On Jan. 28, the U.S. Justice Department announced two indictments against China’s largest telecommunications company, Huawei, alleging that the company tried to steal information from T-Mobile and committed fraud to evade U.S. sanctions against Iran. During the announcement of the indictment, FBI Director Christopher Wray clarified that while there was no alleged illegal conduct by the Chinese Communist Party, it is public record that, under China’s Cybersecurity Law, Huawei and other Chinese companies must furnish Chinese government access to its data, undermining U.S. national security. This statement encapsulates a new broadly held view of U.S. policymakers: All Chinese companies are controlled by the party.
Western governments should not automatically conclude that Chinese companies are acting as agents of the party because such firms are ultimately still in charge of their own business decisions. But the lines have been dangerously blurred. Chinese domestic laws and administrative guidelines, as well as unspoken regulations and internal party committees, make it quite difficult to distinguish between what is private and what is state-owned.

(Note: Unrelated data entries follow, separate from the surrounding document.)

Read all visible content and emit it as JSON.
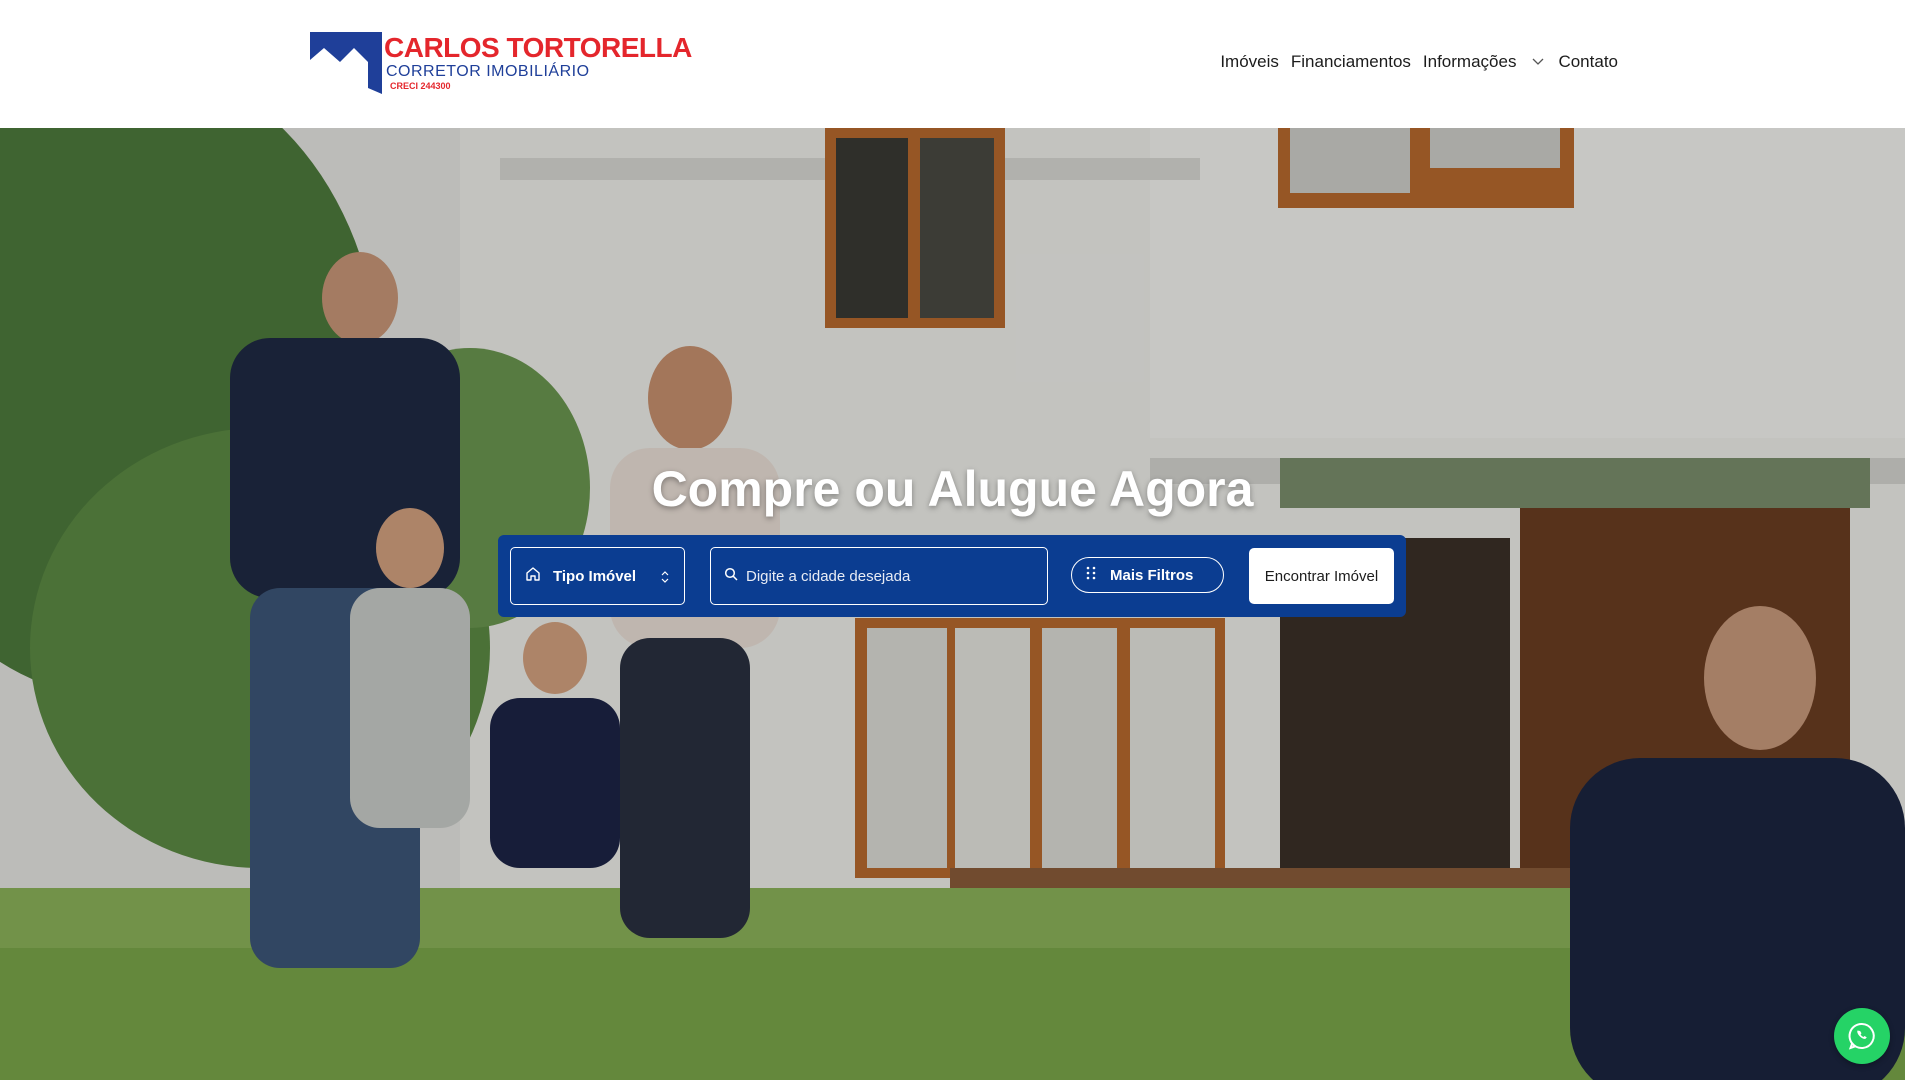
{
  "brand": {
    "name": "CARLOS TORTORELLA",
    "subtitle": "CORRETOR IMOBILIÁRIO",
    "creci": "CRECI 244300"
  },
  "nav": {
    "items": [
      {
        "label": "Imóveis"
      },
      {
        "label": "Financiamentos"
      },
      {
        "label": "Informações"
      },
      {
        "label": "Contato"
      }
    ]
  },
  "hero": {
    "title": "Compre ou Alugue Agora"
  },
  "search": {
    "type_label": "Tipo Imóvel",
    "city_placeholder": "Digite a cidade desejada",
    "filters_label": "Mais Filtros",
    "submit_label": "Encontrar Imóvel"
  },
  "colors": {
    "brand_red": "#e4262c",
    "brand_blue": "#1f3f99",
    "search_bar": "#0b3d91",
    "whatsapp": "#25d366"
  },
  "icons": {
    "type": "home-icon",
    "city": "search-icon",
    "filters": "grid-dots-icon",
    "float": "whatsapp-icon"
  }
}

Foreign companies and governments began paying closer attention to China’s domestic regulations on the relationship between the company and the state in 2015, when China’s National Security Law came into effect, and the next year, when a Cybersecurity Law was enacted. The National Security Law requires all parties, including citizens, state authorities, public institutions, social organizations, and enterprises, “to maintain national security.” More specifically, and worryingly for the telecommunications industry, Article 28 of the Cybersecurity Law states that network operators, which include telecommunications companies such as Huawei, have to provide “technical support and assistance” to government offices involved in protecting national security. U.S. government officials, including at the FBI, interpreted this vague language to mean that all Chinese companies, including Huawei, are subject to the direct orders of the Chinese government.
Read the full article in Foreign Policy.
More from CNAS
CommentaryIs U.S. Policy Towards Venezuela at a Turning Point?
On March 31, the Trump administration announced a pivot in U.S. policy towards Venezuela. The United States has spent more than a year backing opposition leader Juan Guaido, w...
By John Hughes & Peter Harrell
CommentaryGlobal Supply Chains, Economic Decoupling, and U.S.-China Relations, Part 1: The View from the United States
The trade war has defined the current adversarial relationship between the United States and the People’s Republic of China (PRC). While President Donald J. Trump has at times...
By Sagatom Saha & Ashley Feng
ReportsEmerging Threats in Combating Proliferation Finance
Executive Summary For decades, the United States, its allies, and partners have been policing the international financial system in an effort to deny the world’s most dangerou...
By Neil Bhatiya
CommentarySharper: Global Coronavirus Response
As regions across the United States enforce states of emergency and a growing list of countries restrict travel, close schools, and quarantine citizens, the economic and human...
By Chris Estep & Cole Stevens